My time in Limoges was too brief. I only managed to see a little of the city centre and had no time to explore the beautiful countryside I had seen on my long train journey from Agen. But I saw enough to want to go back and make teaching in France something I try to do more often. Learning from the students in Limoges, translating at the same time as I was teaching about translation, and being confronted in real time with the complexity of communicating ideas back and forth between English and French was deeply enriching. I had many wonderful experiences in Limoges but what it reminded me above all else was the importance of exchange: of engaging with other ways of doing things, of learning about/from differences of culture and opinion, and of striving to be open at all times to new experiences.

Finally, two discoveries from my week in France might be useful to students in Stirling reading this blog as they prepare for discussion of topical matters related to France this Spring:

  1. This podcast from France Culture called L’esprit public. It comes out every Sunday and is a really clear and accessible discussion of the big political events of the previous week.
  2. This short text from Édouard Louis, Qui a tué mon père. It is a very moving, personal account of this young author’s relationship with his father crossed with a more detached, sociological attempt to understand the cultural and economic factors shaping working class life in North East France. Although it doesn’t directly address the ongoing political upheaval in France and the significance of the Gilets jaunes, it was the best ‘translation’ I came across of the deep frustration and anger that is underpinning this movement.”

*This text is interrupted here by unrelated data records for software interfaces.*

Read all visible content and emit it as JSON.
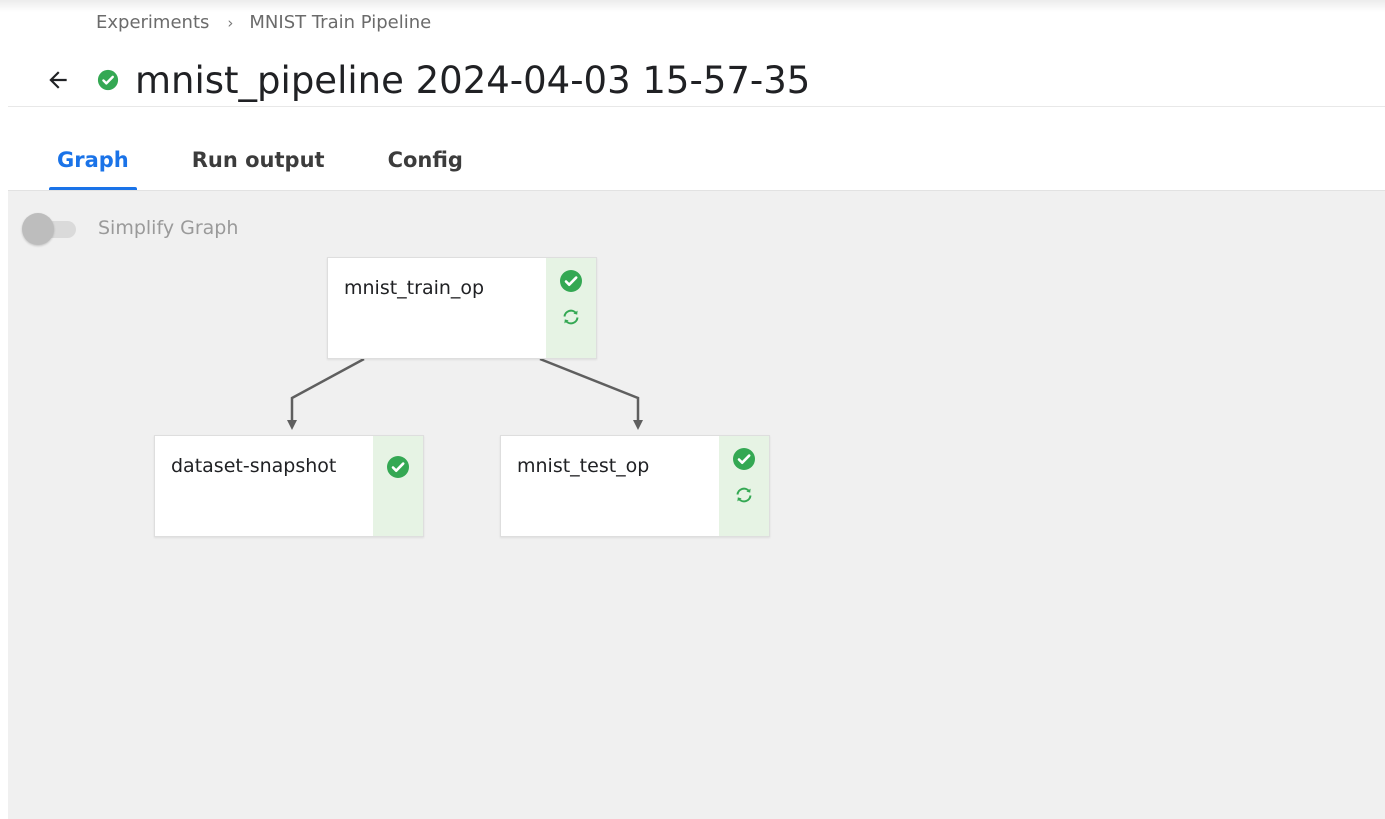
{
  "breadcrumb": {
    "items": [
      "Experiments",
      "MNIST Train Pipeline"
    ],
    "separator": "›"
  },
  "header": {
    "title": "mnist_pipeline 2024-04-03 15-57-35",
    "status": "succeeded",
    "back_icon": "arrow-left-icon",
    "status_icon": "check-circle-icon"
  },
  "tabs": [
    {
      "label": "Graph",
      "active": true
    },
    {
      "label": "Run output",
      "active": false
    },
    {
      "label": "Config",
      "active": false
    }
  ],
  "graph": {
    "simplify_toggle": {
      "label": "Simplify Graph",
      "on": false
    },
    "nodes": [
      {
        "label": "mnist_train_op",
        "status": "succeeded",
        "cached_icon": true
      },
      {
        "label": "dataset-snapshot",
        "status": "succeeded",
        "cached_icon": false
      },
      {
        "label": "mnist_test_op",
        "status": "succeeded",
        "cached_icon": true
      }
    ],
    "edges": [
      {
        "from": "mnist_train_op",
        "to": "dataset-snapshot"
      },
      {
        "from": "mnist_train_op",
        "to": "mnist_test_op"
      }
    ]
  },
  "colors": {
    "accent": "#1a73e8",
    "success": "#34a853",
    "status_strip": "#e6f3e4",
    "canvas": "#f0f0f0",
    "edge": "#5f5f5f"
  }
}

Many thanks to Aedín for the great blog post and to our partners at Limoges for their hospitality!